In between all this, there's chocolate. I eat Hotel Chocolat Tasting Club chocolate. I don't eat a lot: it is expensive and rich -- maybe one a day, though sometimes I miss a day and sometimes I have two . . . It seems to me not unlike reading poetry. My preferred reading method is really one a day and sometimes two (poems) but I have to read much more than that. Sometimes it does get overwhelming and then it's hard to give the right quality of response. A little is marvellous. A lot is too much.
Meanwhile, here I am busily publishing a few hundred poems a year in some shape or form, while the rest of the publishing world is printing thousands more. I can't read them all. Nobody can read them all. Nobody will even want to read them all because you can't read that much and respond. Out of all the poems, you just want the few that stop time for you, the ones that create an island where you sit and read. Nobody knows where you are. The island stays inside you and you carry it around for a while, go back there when you need to. It becomes part of your necessary geography.
Jon Stone wrote a blog entry recently about the problem of too much good poetry, the risk (or advantage) of the poetry superhero getting lost, with the attendant danger of poetry itself becoming secondary in an age compulsively driven to create superheroes. Somewhere, Peter Sansom says he's interested in the poems, rather than the poets. As a reader, I agree. As a person, I can't help being curious about the poets as individuals: what makes them tick, why they do it -- even what they think poems are.
But if there are too many poets (Stone talks about the 147 entries for the Forward prize, for example), it is even more true that there are too many poems. How shall we find the half dozen that really matter to us? Some poets write so many! Each magazine editor is busy doing her or his bit to select and present and enthuse.
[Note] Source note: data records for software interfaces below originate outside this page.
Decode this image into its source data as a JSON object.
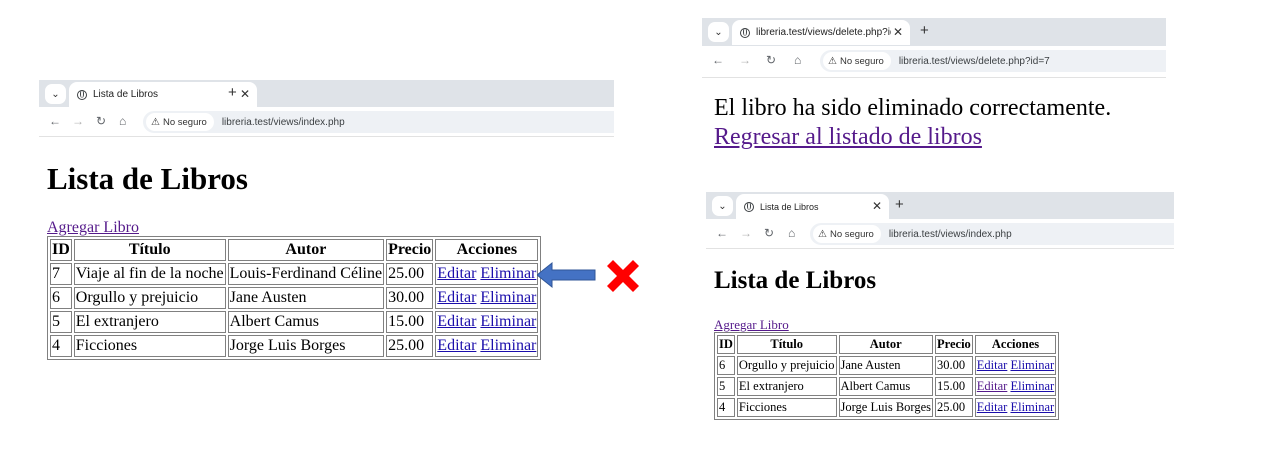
{
  "left_window": {
    "tab_title": "Lista de Libros",
    "security_label": "No seguro",
    "url": "libreria.test/views/index.php",
    "page": {
      "heading": "Lista de Libros",
      "add_link": "Agregar Libro",
      "columns": [
        "ID",
        "Título",
        "Autor",
        "Precio",
        "Acciones"
      ],
      "rows": [
        {
          "id": "7",
          "title": "Viaje al fin de la noche",
          "author": "Louis-Ferdinand Céline",
          "price": "25.00",
          "edit": "Editar",
          "delete": "Eliminar"
        },
        {
          "id": "6",
          "title": "Orgullo y prejuicio",
          "author": "Jane Austen",
          "price": "30.00",
          "edit": "Editar",
          "delete": "Eliminar"
        },
        {
          "id": "5",
          "title": "El extranjero",
          "author": "Albert Camus",
          "price": "15.00",
          "edit": "Editar",
          "delete": "Eliminar"
        },
        {
          "id": "4",
          "title": "Ficciones",
          "author": "Jorge Luis Borges",
          "price": "25.00",
          "edit": "Editar",
          "delete": "Eliminar"
        }
      ]
    }
  },
  "top_right_window": {
    "tab_title": "libreria.test/views/delete.php?id",
    "security_label": "No seguro",
    "url": "libreria.test/views/delete.php?id=7",
    "page": {
      "message": "El libro ha sido eliminado correctamente.",
      "back_link": "Regresar al listado de libros"
    }
  },
  "bottom_right_window": {
    "tab_title": "Lista de Libros",
    "security_label": "No seguro",
    "url": "libreria.test/views/index.php",
    "page": {
      "heading": "Lista de Libros",
      "add_link": "Agregar Libro",
      "columns": [
        "ID",
        "Título",
        "Autor",
        "Precio",
        "Acciones"
      ],
      "rows": [
        {
          "id": "6",
          "title": "Orgullo y prejuicio",
          "author": "Jane Austen",
          "price": "30.00",
          "edit": "Editar",
          "delete": "Eliminar"
        },
        {
          "id": "5",
          "title": "El extranjero",
          "author": "Albert Camus",
          "price": "15.00",
          "edit": "Editar",
          "delete": "Eliminar"
        },
        {
          "id": "4",
          "title": "Ficciones",
          "author": "Jorge Luis Borges",
          "price": "25.00",
          "edit": "Editar",
          "delete": "Eliminar"
        }
      ]
    }
  },
  "icons": {
    "tab_dropdown": "chevron-down-icon",
    "site": "globe-icon",
    "close": "close-icon",
    "new_tab": "plus-icon",
    "back": "arrow-left-icon",
    "forward": "arrow-right-icon",
    "reload": "reload-icon",
    "home": "home-icon",
    "not_secure": "warning-triangle-icon",
    "annotation_arrow": "arrow-left-icon",
    "annotation_cross": "cross-icon"
  },
  "colors": {
    "arrow": "#4472c4",
    "cross": "#ff0000",
    "link": "#1a0dab",
    "visited_link": "#551a8b",
    "tabstrip": "#dfe3e8"
  }
}
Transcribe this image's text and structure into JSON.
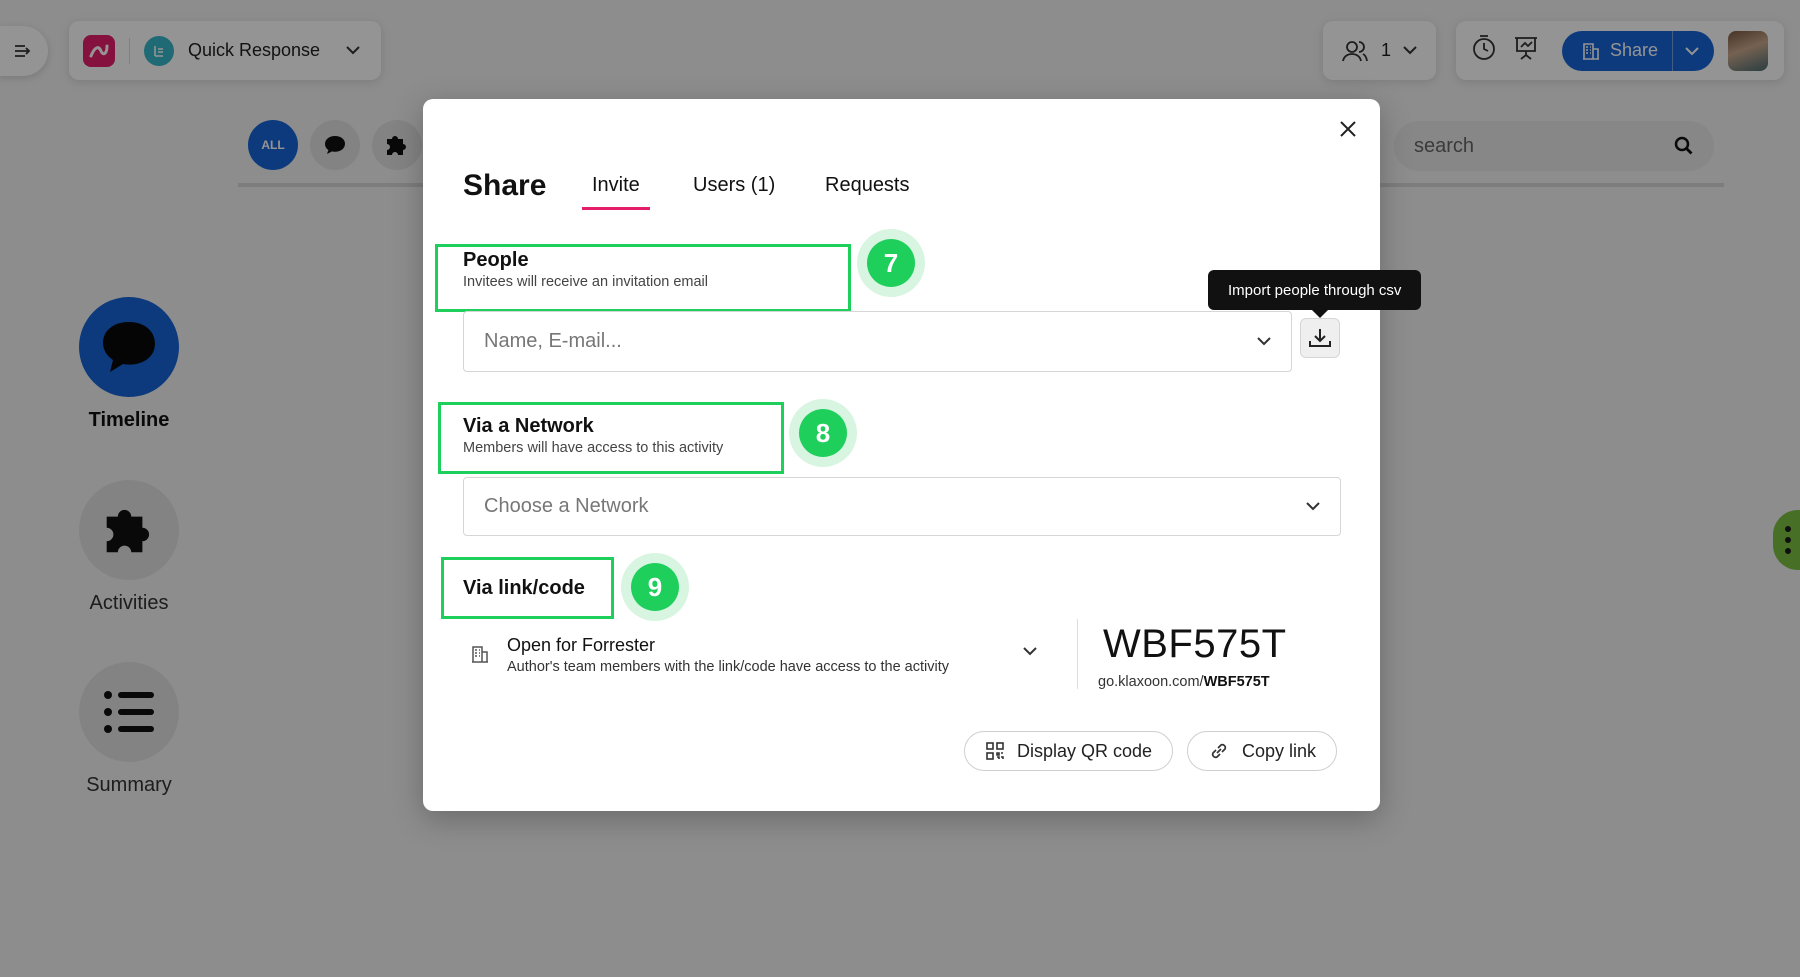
{
  "app": {
    "activity_title": "Quick Response",
    "participants_count": "1",
    "share_label": "Share",
    "search_placeholder": "search",
    "filter_all": "ALL",
    "nav": {
      "timeline": "Timeline",
      "activities": "Activities",
      "summary": "Summary"
    },
    "colors": {
      "primary": "#1565d8",
      "brand": "#e51e6b",
      "highlight": "#1fcf5c"
    }
  },
  "modal": {
    "title": "Share",
    "tabs": [
      "Invite",
      "Users (1)",
      "Requests"
    ],
    "people": {
      "title": "People",
      "subtitle": "Invitees will receive an invitation email",
      "placeholder": "Name, E-mail...",
      "badge": "7",
      "tooltip": "Import people through csv"
    },
    "network": {
      "title": "Via a Network",
      "subtitle": "Members will have access to this activity",
      "placeholder": "Choose a Network",
      "badge": "8"
    },
    "link": {
      "title": "Via link/code",
      "badge": "9",
      "option_title": "Open for Forrester",
      "option_subtitle": "Author's team members with the link/code have access to the activity",
      "code": "WBF575T",
      "url_prefix": "go.klaxoon.com/",
      "url_code": "WBF575T"
    },
    "buttons": {
      "qr": "Display QR code",
      "copy": "Copy link"
    }
  }
}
In 1852 , 370,000 immigrants arrived in Australia. That was largely as a result of the Victorian gold rush. I have no idea how many of them found sufficient gold to sustain their expectations. Not many, I shouldn't think, though it's quite possible they found other things, including friends, lovers, jobs, lives, homes, children. Perhaps it's the hunt that sustains us -- the idea that anybody can find gold, anybody can find the true poem.
Because they are out there. I came across two yesterday.